### [Exercise goal]
Look through the records, and whenever a line includes the word "address", copy it.

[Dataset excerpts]
-----
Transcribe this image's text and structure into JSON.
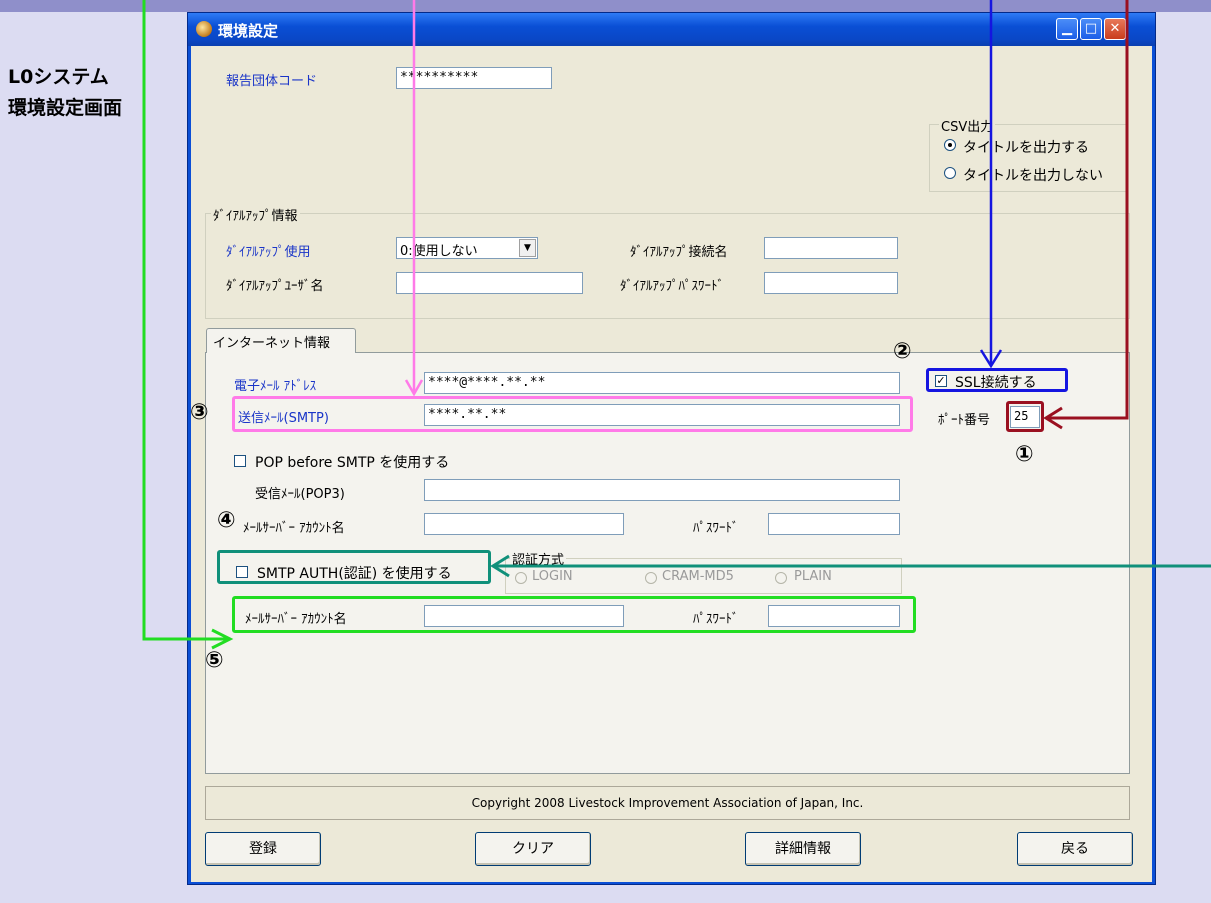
{
  "side_title": {
    "line1": "L0システム",
    "line2": "環境設定画面"
  },
  "window": {
    "title": "環境設定",
    "buttons": {
      "minimize": "▁",
      "maximize": "□",
      "close": "✕"
    }
  },
  "report_code": {
    "label": "報告団体コード",
    "value": "**********"
  },
  "csv": {
    "caption": "CSV出力",
    "option_on": "タイトルを出力する",
    "option_off": "タイトルを出力しない",
    "selected": "タイトルを出力する"
  },
  "dialup": {
    "caption": "ﾀﾞｲｱﾙｱｯﾌﾟ情報",
    "use_label": "ﾀﾞｲｱﾙｱｯﾌﾟ使用",
    "use_value": "0:使用しない",
    "conn_label": "ﾀﾞｲｱﾙｱｯﾌﾟ接続名",
    "conn_value": "",
    "user_label": "ﾀﾞｲｱﾙｱｯﾌﾟﾕｰｻﾞ名",
    "user_value": "",
    "pass_label": "ﾀﾞｲｱﾙｱｯﾌﾟﾊﾟｽﾜｰﾄﾞ",
    "pass_value": ""
  },
  "internet": {
    "tab": "インターネット情報",
    "email_label": "電子ﾒｰﾙ ｱﾄﾞﾚｽ",
    "email_value": "****@****.**.**",
    "smtp_label": "送信ﾒｰﾙ(SMTP)",
    "smtp_value": "****.**.**",
    "ssl_label": "SSL接続する",
    "ssl_checked": true,
    "port_label": "ﾎﾟｰﾄ番号",
    "port_value": "25",
    "pop_label": "POP before SMTP を使用する",
    "pop3_label": "受信ﾒｰﾙ(POP3)",
    "pop3_value": "",
    "mail_account_label": "ﾒｰﾙｻｰﾊﾞｰ ｱｶｳﾝﾄ名",
    "mail_account_value": "",
    "mail_pass_label": "ﾊﾟｽﾜｰﾄﾞ",
    "mail_pass_value": "",
    "smtp_auth_label": "SMTP AUTH(認証) を使用する",
    "auth_caption": "認証方式",
    "auth_options": [
      "LOGIN",
      "CRAM-MD5",
      "PLAIN"
    ],
    "auth_account_label": "ﾒｰﾙｻｰﾊﾞｰ ｱｶｳﾝﾄ名",
    "auth_account_value": "",
    "auth_pass_label": "ﾊﾟｽﾜｰﾄﾞ",
    "auth_pass_value": ""
  },
  "copyright": "Copyright 2008 Livestock Improvement Association of Japan, Inc.",
  "buttons": {
    "register": "登録",
    "clear": "クリア",
    "details": "詳細情報",
    "back": "戻る"
  },
  "callouts": {
    "n1": "①",
    "n2": "②",
    "n3": "③",
    "n4": "④",
    "n5": "⑤"
  },
  "colors": {
    "green": "#22dd22",
    "pink": "#ff7ae8",
    "blue": "#1515e0",
    "darkred": "#9a1020",
    "teal": "#10907a"
  }
}
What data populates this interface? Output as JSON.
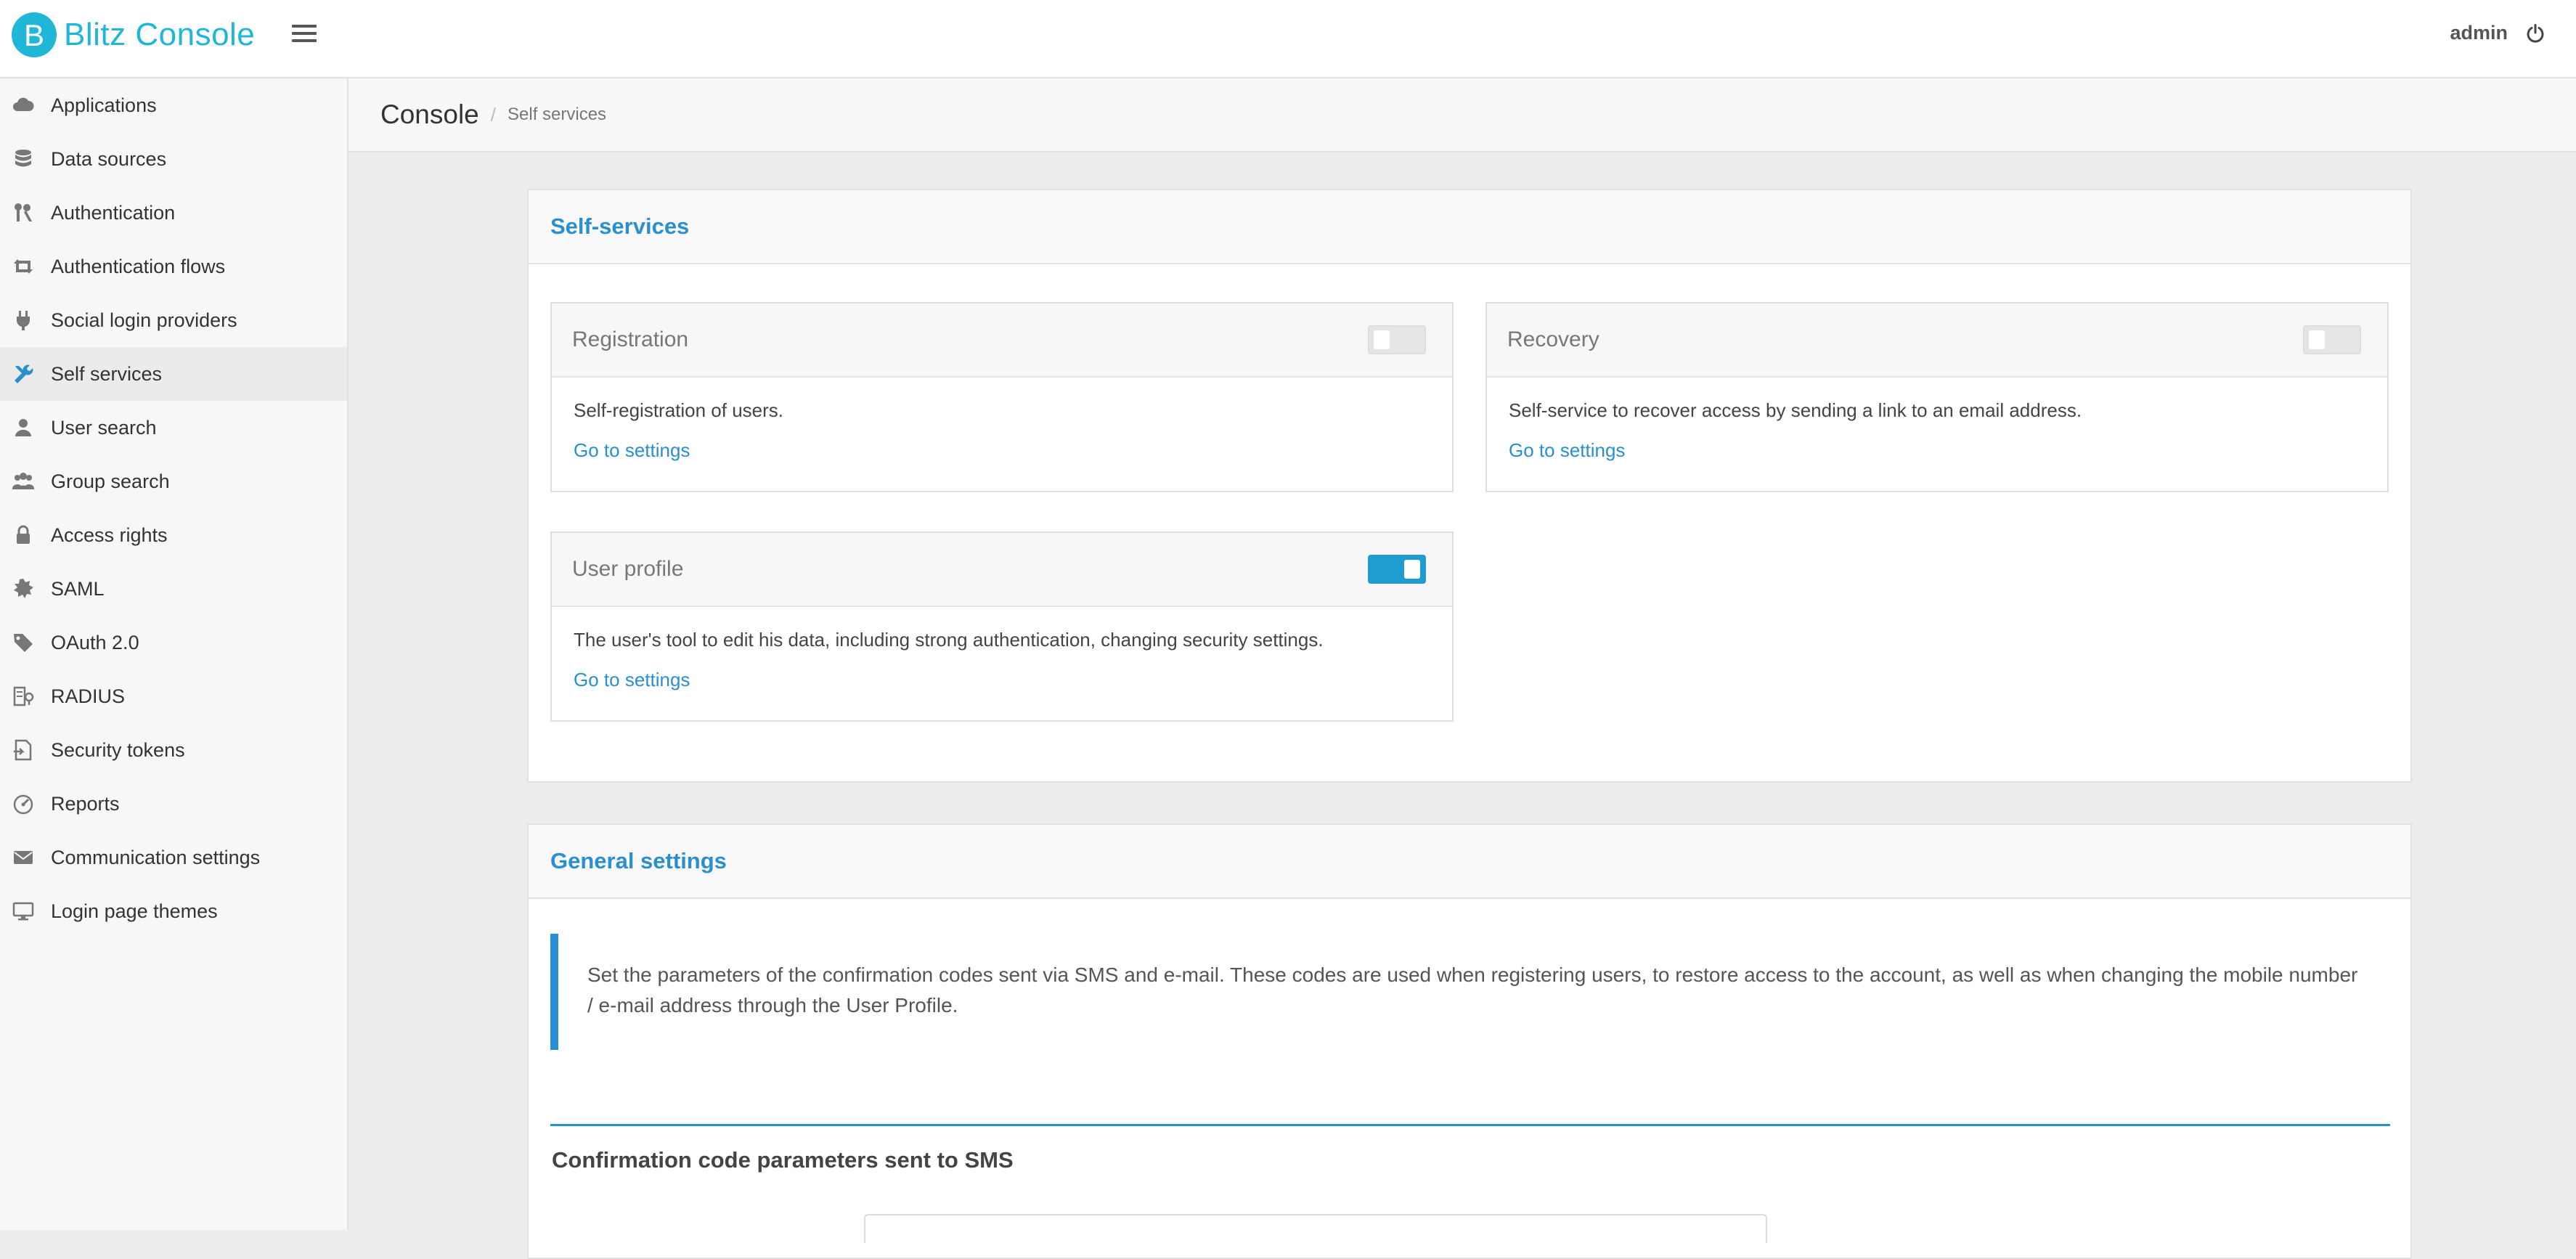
{
  "header": {
    "app_title": "Blitz Console",
    "logo_letter": "B",
    "user": "admin"
  },
  "sidebar": {
    "items": [
      {
        "label": "Applications",
        "icon": "cloud-icon"
      },
      {
        "label": "Data sources",
        "icon": "database-icon"
      },
      {
        "label": "Authentication",
        "icon": "keys-icon"
      },
      {
        "label": "Authentication flows",
        "icon": "retweet-icon"
      },
      {
        "label": "Social login providers",
        "icon": "plug-icon"
      },
      {
        "label": "Self services",
        "icon": "wrench-icon",
        "active": true
      },
      {
        "label": "User search",
        "icon": "user-icon"
      },
      {
        "label": "Group search",
        "icon": "users-icon"
      },
      {
        "label": "Access rights",
        "icon": "lock-icon"
      },
      {
        "label": "SAML",
        "icon": "certificate-icon"
      },
      {
        "label": "OAuth 2.0",
        "icon": "tag-icon"
      },
      {
        "label": "RADIUS",
        "icon": "server-icon"
      },
      {
        "label": "Security tokens",
        "icon": "token-file-icon"
      },
      {
        "label": "Reports",
        "icon": "dashboard-icon"
      },
      {
        "label": "Communication settings",
        "icon": "envelope-icon"
      },
      {
        "label": "Login page themes",
        "icon": "monitor-icon"
      }
    ]
  },
  "breadcrumb": {
    "root": "Console",
    "separator": "/",
    "current": "Self services"
  },
  "self_services": {
    "title": "Self-services",
    "cards": [
      {
        "title": "Registration",
        "enabled": false,
        "description": "Self-registration of users.",
        "link": "Go to settings"
      },
      {
        "title": "Recovery",
        "enabled": false,
        "description": "Self-service to recover access by sending a link to an email address.",
        "link": "Go to settings"
      },
      {
        "title": "User profile",
        "enabled": true,
        "description": "The user's tool to edit his data, including strong authentication, changing security settings.",
        "link": "Go to settings"
      }
    ]
  },
  "general_settings": {
    "title": "General settings",
    "note_line1": "Set the parameters of the confirmation codes sent via SMS and e-mail. These codes are used when registering users, to restore access to the account, as well as when changing the mobile number",
    "note_line2": "/ e-mail address through the User Profile.",
    "sms_heading": "Confirmation code parameters sent to SMS"
  },
  "colors": {
    "brand": "#1fb6d8",
    "accent": "#2a8fd0",
    "toggle_on": "#1f9dd1"
  }
}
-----
### [Response to the exercise]
        "description": "Self-service to recover access by sending a link to an email address.",
    "note_line2": "/ e-mail address through the User Profile.",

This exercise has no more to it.